Aim of the task: Where the word "this" appears in a line below, copy the whole line.

Data section:
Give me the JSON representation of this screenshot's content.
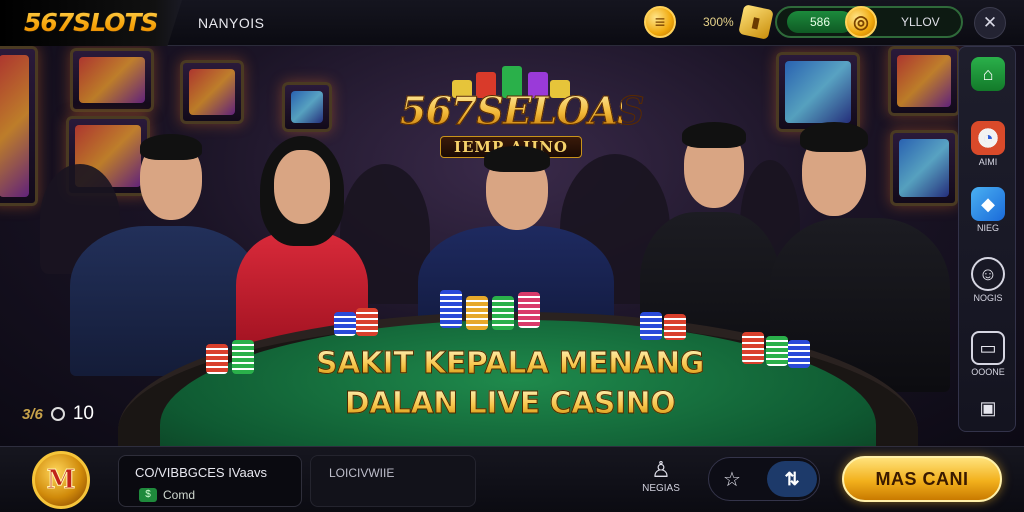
{
  "header": {
    "logo_text": "567SLOTS",
    "brand_name": "NANYOIS",
    "coin_glyph": "≡",
    "balance_percent": "300%",
    "wallet_value": "586",
    "wallet_label": "YLLOV",
    "menu_icon": "wrench-icon"
  },
  "hero": {
    "logo_title": "567SELOAS",
    "logo_sub": "IEMP AIINO",
    "headline_line1": "SAKIT KEPALA MENANG",
    "headline_line2": "DALAN LIVE CASINO",
    "pager_count": "3/6",
    "pager_number": "10"
  },
  "rail": {
    "items": [
      {
        "label": "",
        "icon": "wallet-icon"
      },
      {
        "label": "AIMI",
        "icon": "chart-icon"
      },
      {
        "label": "NIEG",
        "icon": "ticket-icon"
      },
      {
        "label": "NOGIS",
        "icon": "chat-icon"
      },
      {
        "label": "OOONE",
        "icon": "screen-icon"
      },
      {
        "label": "",
        "icon": "camera-icon"
      }
    ]
  },
  "footer": {
    "badge_letter": "M",
    "promo_title": "CO/VIBBGCES IVaavs",
    "promo_sub": "Comd",
    "login_label": "LOICIVWIIE",
    "user_label": "NEGIAS",
    "toggle_a_glyph": "☆",
    "toggle_b_glyph": "⇅",
    "cta_label": "MAS CANI"
  },
  "colors": {
    "accent_gold": "#f2b01c",
    "felt_green": "#1f8a4c",
    "wallet_green": "#1c8a3c"
  }
}
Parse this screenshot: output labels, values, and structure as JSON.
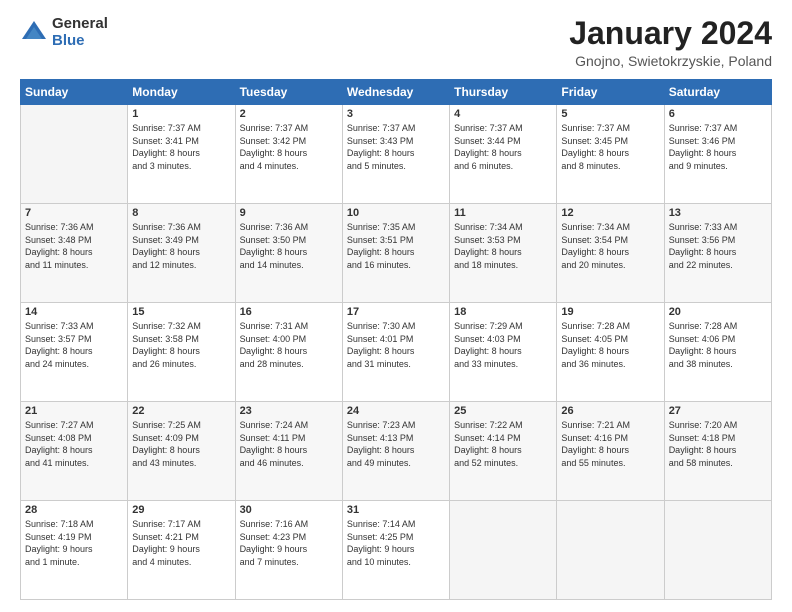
{
  "logo": {
    "general": "General",
    "blue": "Blue"
  },
  "title": "January 2024",
  "subtitle": "Gnojno, Swietokrzyskie, Poland",
  "days_header": [
    "Sunday",
    "Monday",
    "Tuesday",
    "Wednesday",
    "Thursday",
    "Friday",
    "Saturday"
  ],
  "weeks": [
    [
      {
        "day": "",
        "info": "",
        "empty": true
      },
      {
        "day": "1",
        "info": "Sunrise: 7:37 AM\nSunset: 3:41 PM\nDaylight: 8 hours\nand 3 minutes."
      },
      {
        "day": "2",
        "info": "Sunrise: 7:37 AM\nSunset: 3:42 PM\nDaylight: 8 hours\nand 4 minutes."
      },
      {
        "day": "3",
        "info": "Sunrise: 7:37 AM\nSunset: 3:43 PM\nDaylight: 8 hours\nand 5 minutes."
      },
      {
        "day": "4",
        "info": "Sunrise: 7:37 AM\nSunset: 3:44 PM\nDaylight: 8 hours\nand 6 minutes."
      },
      {
        "day": "5",
        "info": "Sunrise: 7:37 AM\nSunset: 3:45 PM\nDaylight: 8 hours\nand 8 minutes."
      },
      {
        "day": "6",
        "info": "Sunrise: 7:37 AM\nSunset: 3:46 PM\nDaylight: 8 hours\nand 9 minutes."
      }
    ],
    [
      {
        "day": "7",
        "info": "Sunrise: 7:36 AM\nSunset: 3:48 PM\nDaylight: 8 hours\nand 11 minutes."
      },
      {
        "day": "8",
        "info": "Sunrise: 7:36 AM\nSunset: 3:49 PM\nDaylight: 8 hours\nand 12 minutes."
      },
      {
        "day": "9",
        "info": "Sunrise: 7:36 AM\nSunset: 3:50 PM\nDaylight: 8 hours\nand 14 minutes."
      },
      {
        "day": "10",
        "info": "Sunrise: 7:35 AM\nSunset: 3:51 PM\nDaylight: 8 hours\nand 16 minutes."
      },
      {
        "day": "11",
        "info": "Sunrise: 7:34 AM\nSunset: 3:53 PM\nDaylight: 8 hours\nand 18 minutes."
      },
      {
        "day": "12",
        "info": "Sunrise: 7:34 AM\nSunset: 3:54 PM\nDaylight: 8 hours\nand 20 minutes."
      },
      {
        "day": "13",
        "info": "Sunrise: 7:33 AM\nSunset: 3:56 PM\nDaylight: 8 hours\nand 22 minutes."
      }
    ],
    [
      {
        "day": "14",
        "info": "Sunrise: 7:33 AM\nSunset: 3:57 PM\nDaylight: 8 hours\nand 24 minutes."
      },
      {
        "day": "15",
        "info": "Sunrise: 7:32 AM\nSunset: 3:58 PM\nDaylight: 8 hours\nand 26 minutes."
      },
      {
        "day": "16",
        "info": "Sunrise: 7:31 AM\nSunset: 4:00 PM\nDaylight: 8 hours\nand 28 minutes."
      },
      {
        "day": "17",
        "info": "Sunrise: 7:30 AM\nSunset: 4:01 PM\nDaylight: 8 hours\nand 31 minutes."
      },
      {
        "day": "18",
        "info": "Sunrise: 7:29 AM\nSunset: 4:03 PM\nDaylight: 8 hours\nand 33 minutes."
      },
      {
        "day": "19",
        "info": "Sunrise: 7:28 AM\nSunset: 4:05 PM\nDaylight: 8 hours\nand 36 minutes."
      },
      {
        "day": "20",
        "info": "Sunrise: 7:28 AM\nSunset: 4:06 PM\nDaylight: 8 hours\nand 38 minutes."
      }
    ],
    [
      {
        "day": "21",
        "info": "Sunrise: 7:27 AM\nSunset: 4:08 PM\nDaylight: 8 hours\nand 41 minutes."
      },
      {
        "day": "22",
        "info": "Sunrise: 7:25 AM\nSunset: 4:09 PM\nDaylight: 8 hours\nand 43 minutes."
      },
      {
        "day": "23",
        "info": "Sunrise: 7:24 AM\nSunset: 4:11 PM\nDaylight: 8 hours\nand 46 minutes."
      },
      {
        "day": "24",
        "info": "Sunrise: 7:23 AM\nSunset: 4:13 PM\nDaylight: 8 hours\nand 49 minutes."
      },
      {
        "day": "25",
        "info": "Sunrise: 7:22 AM\nSunset: 4:14 PM\nDaylight: 8 hours\nand 52 minutes."
      },
      {
        "day": "26",
        "info": "Sunrise: 7:21 AM\nSunset: 4:16 PM\nDaylight: 8 hours\nand 55 minutes."
      },
      {
        "day": "27",
        "info": "Sunrise: 7:20 AM\nSunset: 4:18 PM\nDaylight: 8 hours\nand 58 minutes."
      }
    ],
    [
      {
        "day": "28",
        "info": "Sunrise: 7:18 AM\nSunset: 4:19 PM\nDaylight: 9 hours\nand 1 minute."
      },
      {
        "day": "29",
        "info": "Sunrise: 7:17 AM\nSunset: 4:21 PM\nDaylight: 9 hours\nand 4 minutes."
      },
      {
        "day": "30",
        "info": "Sunrise: 7:16 AM\nSunset: 4:23 PM\nDaylight: 9 hours\nand 7 minutes."
      },
      {
        "day": "31",
        "info": "Sunrise: 7:14 AM\nSunset: 4:25 PM\nDaylight: 9 hours\nand 10 minutes."
      },
      {
        "day": "",
        "info": "",
        "empty": true
      },
      {
        "day": "",
        "info": "",
        "empty": true
      },
      {
        "day": "",
        "info": "",
        "empty": true
      }
    ]
  ]
}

Response area:
Give me the JSON representation of this screenshot's content.
Parse this screenshot: output labels, values, and structure as JSON.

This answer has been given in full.